WHAT TO DO:
Beginning with the line that contains "Transcribe this image's", extract each line through the end of the listing below, with no additions or omissions.
Segment Start: GIVEN RECORDS
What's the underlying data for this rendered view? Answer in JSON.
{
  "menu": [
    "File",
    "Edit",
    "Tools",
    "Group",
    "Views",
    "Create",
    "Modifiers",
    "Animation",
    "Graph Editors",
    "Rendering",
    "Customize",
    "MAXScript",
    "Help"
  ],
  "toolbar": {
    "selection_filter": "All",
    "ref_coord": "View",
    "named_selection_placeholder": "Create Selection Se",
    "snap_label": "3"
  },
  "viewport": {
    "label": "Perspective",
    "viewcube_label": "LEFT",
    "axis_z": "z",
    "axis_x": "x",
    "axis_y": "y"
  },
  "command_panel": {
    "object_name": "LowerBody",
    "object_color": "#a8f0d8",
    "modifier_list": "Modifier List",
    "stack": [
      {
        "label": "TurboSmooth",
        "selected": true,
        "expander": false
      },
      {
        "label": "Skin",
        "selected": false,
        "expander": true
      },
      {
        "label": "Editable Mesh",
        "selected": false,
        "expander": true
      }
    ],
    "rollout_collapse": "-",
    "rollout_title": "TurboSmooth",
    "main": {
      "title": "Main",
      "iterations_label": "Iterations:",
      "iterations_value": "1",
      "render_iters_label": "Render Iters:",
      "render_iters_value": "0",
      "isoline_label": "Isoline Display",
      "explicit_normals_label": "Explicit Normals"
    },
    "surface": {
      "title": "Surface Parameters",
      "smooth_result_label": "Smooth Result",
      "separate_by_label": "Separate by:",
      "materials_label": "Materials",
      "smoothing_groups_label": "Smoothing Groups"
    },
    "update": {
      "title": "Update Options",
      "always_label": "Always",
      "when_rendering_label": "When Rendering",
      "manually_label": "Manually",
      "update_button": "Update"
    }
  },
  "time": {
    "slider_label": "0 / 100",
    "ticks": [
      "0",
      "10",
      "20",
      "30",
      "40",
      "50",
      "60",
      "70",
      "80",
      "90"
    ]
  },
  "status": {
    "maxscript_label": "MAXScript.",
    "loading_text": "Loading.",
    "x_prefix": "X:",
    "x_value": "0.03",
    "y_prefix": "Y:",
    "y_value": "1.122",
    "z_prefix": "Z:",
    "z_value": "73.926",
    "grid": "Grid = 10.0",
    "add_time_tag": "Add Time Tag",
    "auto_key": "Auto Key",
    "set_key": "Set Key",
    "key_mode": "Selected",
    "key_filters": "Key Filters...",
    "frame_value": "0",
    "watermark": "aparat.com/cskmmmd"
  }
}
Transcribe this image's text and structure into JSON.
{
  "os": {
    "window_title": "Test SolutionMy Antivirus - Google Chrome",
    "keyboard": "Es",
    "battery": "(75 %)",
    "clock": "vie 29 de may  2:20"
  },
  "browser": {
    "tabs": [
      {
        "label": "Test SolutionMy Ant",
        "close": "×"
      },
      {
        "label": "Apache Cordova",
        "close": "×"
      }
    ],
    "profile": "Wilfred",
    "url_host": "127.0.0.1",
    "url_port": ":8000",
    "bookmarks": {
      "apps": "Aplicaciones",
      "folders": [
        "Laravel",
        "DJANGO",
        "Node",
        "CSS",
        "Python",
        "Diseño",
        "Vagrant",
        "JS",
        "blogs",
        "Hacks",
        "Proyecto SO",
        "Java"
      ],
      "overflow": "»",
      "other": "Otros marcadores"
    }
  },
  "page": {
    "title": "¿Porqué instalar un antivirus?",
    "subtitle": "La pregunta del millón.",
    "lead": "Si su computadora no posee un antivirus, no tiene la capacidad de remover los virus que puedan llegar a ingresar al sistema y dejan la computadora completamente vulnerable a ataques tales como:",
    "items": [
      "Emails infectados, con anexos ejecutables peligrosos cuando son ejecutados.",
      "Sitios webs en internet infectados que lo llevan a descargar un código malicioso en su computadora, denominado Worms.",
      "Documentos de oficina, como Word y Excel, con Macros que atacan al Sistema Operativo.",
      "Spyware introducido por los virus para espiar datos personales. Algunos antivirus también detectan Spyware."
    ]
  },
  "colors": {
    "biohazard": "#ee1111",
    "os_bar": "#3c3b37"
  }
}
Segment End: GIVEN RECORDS
EXERCISE RESULT:
Transcribe this image's text and structure into JSON.
{
  "os": {
    "window_title": "Test SolutionMy Antivirus - Google Chrome",
    "keyboard": "Es",
    "battery": "(75 %)",
    "clock": "vie 29 de may  2:20"
  },
  "browser": {
    "tabs": [
      {
        "label": "Test SolutionMy Ant",
        "close": "×"
      },
      {
        "label": "Apache Cordova",
        "close": "×"
      }
    ],
    "profile": "Wilfred",
    "url_host": "127.0.0.1",
    "url_port": ":8000",
    "bookmarks": {
      "apps": "Aplicaciones",
      "folders": [
        "Laravel",
        "DJANGO",
        "Node",
        "CSS",
        "Python",
        "Diseño",
        "Vagrant",
        "JS",
        "blogs",
        "Hacks",
        "Proyecto SO",
        "Java"
      ],
      "overflow": "»",
      "other": "Otros marcadores"
    }
  },
  "page": {
    "title": "¿Porqué instalar un antivirus?",
    "subtitle": "La pregunta del millón.",
    "lead": "Si su computadora no posee un antivirus, no tiene la capacidad de remover los virus que puedan llegar a ingresar al sistema y dejan la computadora completamente vulnerable a ataques tales como:",
    "items": [
      "Emails infectados, con anexos ejecutables peligrosos cuando son ejecutados.",
      "Sitios webs en internet infectados que lo llevan a descargar un código malicioso en su computadora, denominado Worms.",
      "Documentos de oficina, como Word y Excel, con Macros que atacan al Sistema Operativo.",
      "Spyware introducido por los virus para espiar datos personales. Algunos antivirus también detectan Spyware."
    ]
  },
  "colors": {
    "biohazard": "#ee1111",
    "os_bar": "#3c3b37"
  }
}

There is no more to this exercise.